We are what we repeatedly do.
This chapter takes a closer look at communication in the context of organizational culture and behavior. More specifically, it discusses how your role as an effective communicator contributes to the organizational culture and climate on a micro and macro level. As you read this chapter, reflect on your work environments—past and present—and consider how both you and your colleagues have contributed to the organizational culture and climate through direct intentional acts or through acts of omission as they relate to communication.
IN THE DRIVER’S SEAT: DEFINING ORGANIZATIONAL CULTURE AND BEHAVIOR
By itself, culture refers to characteristics historically shared by a group of people. Culture can be self-determined or defined by outsiders looking in. Everyone belongs to numerous cultures and subcultures. Because people are so complex and culturally integrated, attempts to neatly place individuals into distinct categories when working toward organizational progress are both impractical and ineffective. In contrast, organizational culture can be defined by all the life experiences, strengths, weaknesses, education, upbringing, and so forth of an organization’s executives and employees. As for cultural behavior, it describes one aspect of social traditions used to shape environmental and group values. It pertains to how people and groups in organizations behave. It also considers the role of organizational systems, structures, and processes in shaping behavior to understand how organizations really work.
Although executive leaders play a significant role in defining organizational culture through their actions and leadership, all employees contribute to the organizational culture.
Organizational culture and behavior have a direct effect on efficiency, patient outcomes, patient experience, and the financial bottom line. A positive culture begets positive outcomes, including staff engagement, fair-mindedness, energy, team spirit, and inventiveness.
Every organizational culture has both visible and invisible values. Examples of visible values may include symbols, customs, formalities, language, structures, clothing, technology, and history. Invisible values include beliefs, decision-making trends, administrative support (or lack thereof), rules, procedures, and responses to change.
I have worked in small and large organizations among racially and ethnically homogenous and heterogeneous groups.

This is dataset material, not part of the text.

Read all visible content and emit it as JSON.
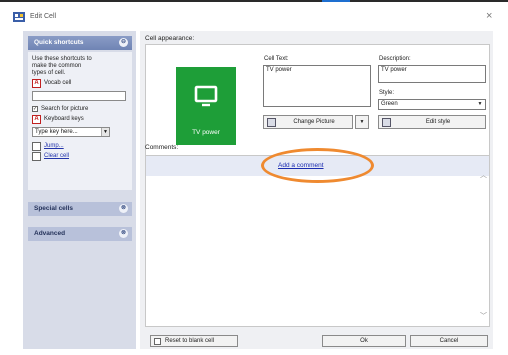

What I have gleaned from these experiences is that organizational culture and behavior have less to do with race and ethnicity than they do with the distribution of power and control. This in turn influences communication within the organization.
Most nurses seek a clear-cut methodology for making decisions and taking action. However, a fear of failure can stifle our potentially courageous attempts at doing what we consider correct, especially as it relates to organizational culture. Often, an organization’s culture can lure us into doing things the way they’ve always been done to stay within the organization’s norms—even though we know it’s not the best choice. That was the case for a small rural hospital that had a labor and delivery unit, a postpartum unit, ...